=== Problem details ===
The pictures must be left out, while the rest of the data is copied exactly.
*** Opening Listed records ***
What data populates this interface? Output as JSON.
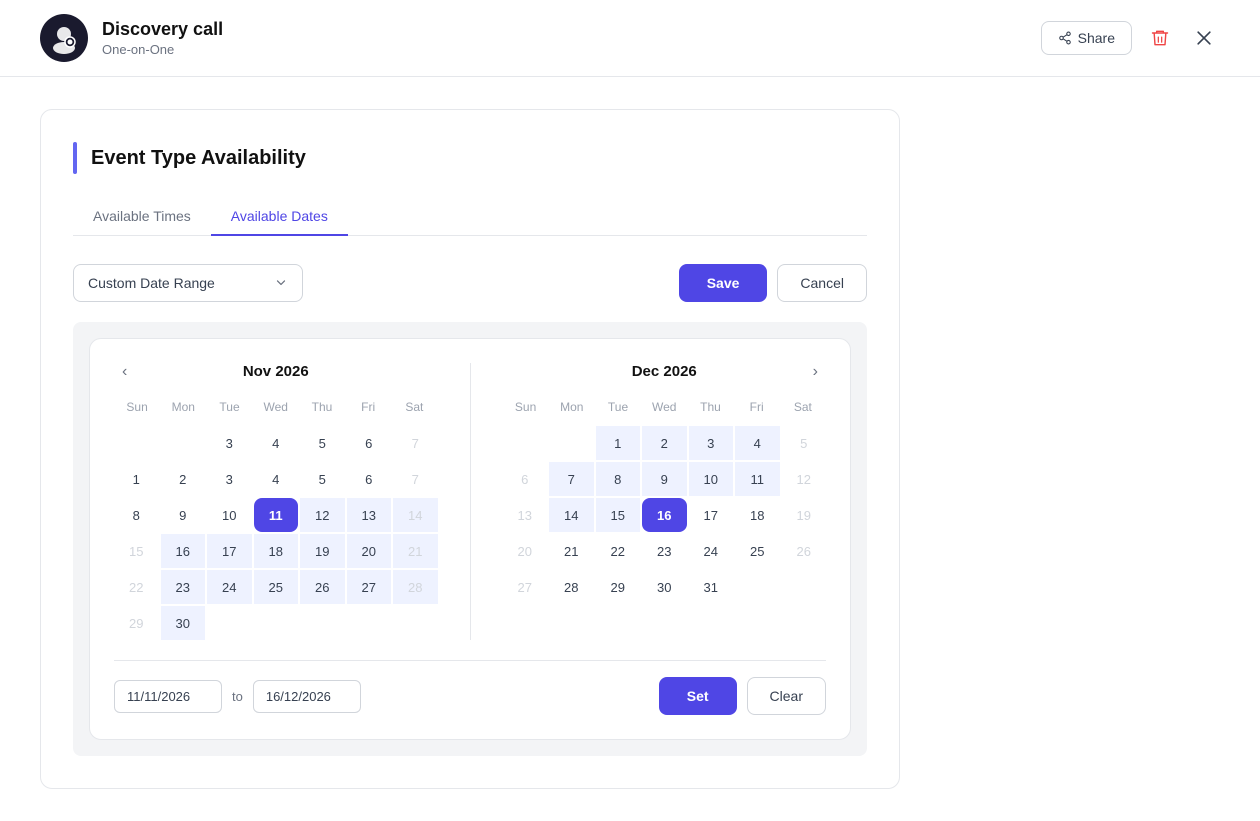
{
  "header": {
    "title": "Discovery call",
    "subtitle": "One-on-One",
    "share_label": "Share",
    "accent_color": "#4f46e5",
    "delete_color": "#ef4444"
  },
  "section": {
    "title": "Event Type Availability"
  },
  "tabs": [
    {
      "label": "Available Times",
      "active": false
    },
    {
      "label": "Available Dates",
      "active": true
    }
  ],
  "toolbar": {
    "dropdown_label": "Custom Date Range",
    "save_label": "Save",
    "cancel_label": "Cancel"
  },
  "calendars": [
    {
      "id": "nov2026",
      "month_label": "Nov 2026",
      "day_headers": [
        "Sun",
        "Mon",
        "Tue",
        "Wed",
        "Thu",
        "Fri",
        "Sat"
      ],
      "weeks": [
        [
          {
            "day": "",
            "state": "empty"
          },
          {
            "day": "",
            "state": "empty"
          },
          {
            "day": "3",
            "state": "normal"
          },
          {
            "day": "4",
            "state": "normal"
          },
          {
            "day": "5",
            "state": "normal"
          },
          {
            "day": "6",
            "state": "normal"
          },
          {
            "day": "7",
            "state": "greyed"
          }
        ],
        [
          {
            "day": "1",
            "state": "normal"
          },
          {
            "day": "2",
            "state": "normal"
          },
          {
            "day": "3",
            "state": "normal"
          },
          {
            "day": "4",
            "state": "normal"
          },
          {
            "day": "5",
            "state": "normal"
          },
          {
            "day": "6",
            "state": "normal"
          },
          {
            "day": "7",
            "state": "greyed"
          }
        ],
        [
          {
            "day": "8",
            "state": "normal"
          },
          {
            "day": "9",
            "state": "normal"
          },
          {
            "day": "10",
            "state": "normal"
          },
          {
            "day": "11",
            "state": "selected"
          },
          {
            "day": "12",
            "state": "in-range"
          },
          {
            "day": "13",
            "state": "in-range"
          },
          {
            "day": "14",
            "state": "in-range-greyed"
          }
        ],
        [
          {
            "day": "15",
            "state": "greyed"
          },
          {
            "day": "16",
            "state": "in-range"
          },
          {
            "day": "17",
            "state": "in-range"
          },
          {
            "day": "18",
            "state": "in-range"
          },
          {
            "day": "19",
            "state": "in-range"
          },
          {
            "day": "20",
            "state": "in-range"
          },
          {
            "day": "21",
            "state": "in-range-greyed"
          }
        ],
        [
          {
            "day": "22",
            "state": "greyed"
          },
          {
            "day": "23",
            "state": "in-range"
          },
          {
            "day": "24",
            "state": "in-range"
          },
          {
            "day": "25",
            "state": "in-range"
          },
          {
            "day": "26",
            "state": "in-range"
          },
          {
            "day": "27",
            "state": "in-range"
          },
          {
            "day": "28",
            "state": "in-range-greyed"
          }
        ],
        [
          {
            "day": "29",
            "state": "greyed"
          },
          {
            "day": "30",
            "state": "in-range"
          },
          {
            "day": "",
            "state": "empty"
          },
          {
            "day": "",
            "state": "empty"
          },
          {
            "day": "",
            "state": "empty"
          },
          {
            "day": "",
            "state": "empty"
          },
          {
            "day": "",
            "state": "empty"
          }
        ]
      ]
    },
    {
      "id": "dec2026",
      "month_label": "Dec 2026",
      "day_headers": [
        "Sun",
        "Mon",
        "Tue",
        "Wed",
        "Thu",
        "Fri",
        "Sat"
      ],
      "weeks": [
        [
          {
            "day": "",
            "state": "empty"
          },
          {
            "day": "",
            "state": "empty"
          },
          {
            "day": "1",
            "state": "in-range"
          },
          {
            "day": "2",
            "state": "in-range"
          },
          {
            "day": "3",
            "state": "in-range"
          },
          {
            "day": "4",
            "state": "in-range"
          },
          {
            "day": "5",
            "state": "greyed"
          }
        ],
        [
          {
            "day": "6",
            "state": "greyed"
          },
          {
            "day": "7",
            "state": "in-range"
          },
          {
            "day": "8",
            "state": "in-range"
          },
          {
            "day": "9",
            "state": "in-range"
          },
          {
            "day": "10",
            "state": "in-range"
          },
          {
            "day": "11",
            "state": "in-range"
          },
          {
            "day": "12",
            "state": "greyed"
          }
        ],
        [
          {
            "day": "13",
            "state": "greyed"
          },
          {
            "day": "14",
            "state": "in-range"
          },
          {
            "day": "15",
            "state": "in-range"
          },
          {
            "day": "16",
            "state": "selected"
          },
          {
            "day": "17",
            "state": "normal"
          },
          {
            "day": "18",
            "state": "normal"
          },
          {
            "day": "19",
            "state": "greyed"
          }
        ],
        [
          {
            "day": "20",
            "state": "greyed"
          },
          {
            "day": "21",
            "state": "normal"
          },
          {
            "day": "22",
            "state": "normal"
          },
          {
            "day": "23",
            "state": "normal"
          },
          {
            "day": "24",
            "state": "normal"
          },
          {
            "day": "25",
            "state": "normal"
          },
          {
            "day": "26",
            "state": "greyed"
          }
        ],
        [
          {
            "day": "27",
            "state": "greyed"
          },
          {
            "day": "28",
            "state": "normal"
          },
          {
            "day": "29",
            "state": "normal"
          },
          {
            "day": "30",
            "state": "normal"
          },
          {
            "day": "31",
            "state": "normal"
          },
          {
            "day": "",
            "state": "empty"
          },
          {
            "day": "",
            "state": "empty"
          }
        ]
      ]
    }
  ],
  "footer": {
    "start_date": "11/11/2026",
    "separator": "to",
    "end_date": "16/12/2026",
    "set_label": "Set",
    "clear_label": "Clear"
  }
}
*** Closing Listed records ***
=== Your solution ===
What data populates this interface? Output as JSON.
{
  "header": {
    "title": "Discovery call",
    "subtitle": "One-on-One",
    "share_label": "Share",
    "accent_color": "#4f46e5",
    "delete_color": "#ef4444"
  },
  "section": {
    "title": "Event Type Availability"
  },
  "tabs": [
    {
      "label": "Available Times",
      "active": false
    },
    {
      "label": "Available Dates",
      "active": true
    }
  ],
  "toolbar": {
    "dropdown_label": "Custom Date Range",
    "save_label": "Save",
    "cancel_label": "Cancel"
  },
  "calendars": [
    {
      "id": "nov2026",
      "month_label": "Nov 2026",
      "day_headers": [
        "Sun",
        "Mon",
        "Tue",
        "Wed",
        "Thu",
        "Fri",
        "Sat"
      ],
      "weeks": [
        [
          {
            "day": "",
            "state": "empty"
          },
          {
            "day": "",
            "state": "empty"
          },
          {
            "day": "3",
            "state": "normal"
          },
          {
            "day": "4",
            "state": "normal"
          },
          {
            "day": "5",
            "state": "normal"
          },
          {
            "day": "6",
            "state": "normal"
          },
          {
            "day": "7",
            "state": "greyed"
          }
        ],
        [
          {
            "day": "1",
            "state": "normal"
          },
          {
            "day": "2",
            "state": "normal"
          },
          {
            "day": "3",
            "state": "normal"
          },
          {
            "day": "4",
            "state": "normal"
          },
          {
            "day": "5",
            "state": "normal"
          },
          {
            "day": "6",
            "state": "normal"
          },
          {
            "day": "7",
            "state": "greyed"
          }
        ],
        [
          {
            "day": "8",
            "state": "normal"
          },
          {
            "day": "9",
            "state": "normal"
          },
          {
            "day": "10",
            "state": "normal"
          },
          {
            "day": "11",
            "state": "selected"
          },
          {
            "day": "12",
            "state": "in-range"
          },
          {
            "day": "13",
            "state": "in-range"
          },
          {
            "day": "14",
            "state": "in-range-greyed"
          }
        ],
        [
          {
            "day": "15",
            "state": "greyed"
          },
          {
            "day": "16",
            "state": "in-range"
          },
          {
            "day": "17",
            "state": "in-range"
          },
          {
            "day": "18",
            "state": "in-range"
          },
          {
            "day": "19",
            "state": "in-range"
          },
          {
            "day": "20",
            "state": "in-range"
          },
          {
            "day": "21",
            "state": "in-range-greyed"
          }
        ],
        [
          {
            "day": "22",
            "state": "greyed"
          },
          {
            "day": "23",
            "state": "in-range"
          },
          {
            "day": "24",
            "state": "in-range"
          },
          {
            "day": "25",
            "state": "in-range"
          },
          {
            "day": "26",
            "state": "in-range"
          },
          {
            "day": "27",
            "state": "in-range"
          },
          {
            "day": "28",
            "state": "in-range-greyed"
          }
        ],
        [
          {
            "day": "29",
            "state": "greyed"
          },
          {
            "day": "30",
            "state": "in-range"
          },
          {
            "day": "",
            "state": "empty"
          },
          {
            "day": "",
            "state": "empty"
          },
          {
            "day": "",
            "state": "empty"
          },
          {
            "day": "",
            "state": "empty"
          },
          {
            "day": "",
            "state": "empty"
          }
        ]
      ]
    },
    {
      "id": "dec2026",
      "month_label": "Dec 2026",
      "day_headers": [
        "Sun",
        "Mon",
        "Tue",
        "Wed",
        "Thu",
        "Fri",
        "Sat"
      ],
      "weeks": [
        [
          {
            "day": "",
            "state": "empty"
          },
          {
            "day": "",
            "state": "empty"
          },
          {
            "day": "1",
            "state": "in-range"
          },
          {
            "day": "2",
            "state": "in-range"
          },
          {
            "day": "3",
            "state": "in-range"
          },
          {
            "day": "4",
            "state": "in-range"
          },
          {
            "day": "5",
            "state": "greyed"
          }
        ],
        [
          {
            "day": "6",
            "state": "greyed"
          },
          {
            "day": "7",
            "state": "in-range"
          },
          {
            "day": "8",
            "state": "in-range"
          },
          {
            "day": "9",
            "state": "in-range"
          },
          {
            "day": "10",
            "state": "in-range"
          },
          {
            "day": "11",
            "state": "in-range"
          },
          {
            "day": "12",
            "state": "greyed"
          }
        ],
        [
          {
            "day": "13",
            "state": "greyed"
          },
          {
            "day": "14",
            "state": "in-range"
          },
          {
            "day": "15",
            "state": "in-range"
          },
          {
            "day": "16",
            "state": "selected"
          },
          {
            "day": "17",
            "state": "normal"
          },
          {
            "day": "18",
            "state": "normal"
          },
          {
            "day": "19",
            "state": "greyed"
          }
        ],
        [
          {
            "day": "20",
            "state": "greyed"
          },
          {
            "day": "21",
            "state": "normal"
          },
          {
            "day": "22",
            "state": "normal"
          },
          {
            "day": "23",
            "state": "normal"
          },
          {
            "day": "24",
            "state": "normal"
          },
          {
            "day": "25",
            "state": "normal"
          },
          {
            "day": "26",
            "state": "greyed"
          }
        ],
        [
          {
            "day": "27",
            "state": "greyed"
          },
          {
            "day": "28",
            "state": "normal"
          },
          {
            "day": "29",
            "state": "normal"
          },
          {
            "day": "30",
            "state": "normal"
          },
          {
            "day": "31",
            "state": "normal"
          },
          {
            "day": "",
            "state": "empty"
          },
          {
            "day": "",
            "state": "empty"
          }
        ]
      ]
    }
  ],
  "footer": {
    "start_date": "11/11/2026",
    "separator": "to",
    "end_date": "16/12/2026",
    "set_label": "Set",
    "clear_label": "Clear"
  }
}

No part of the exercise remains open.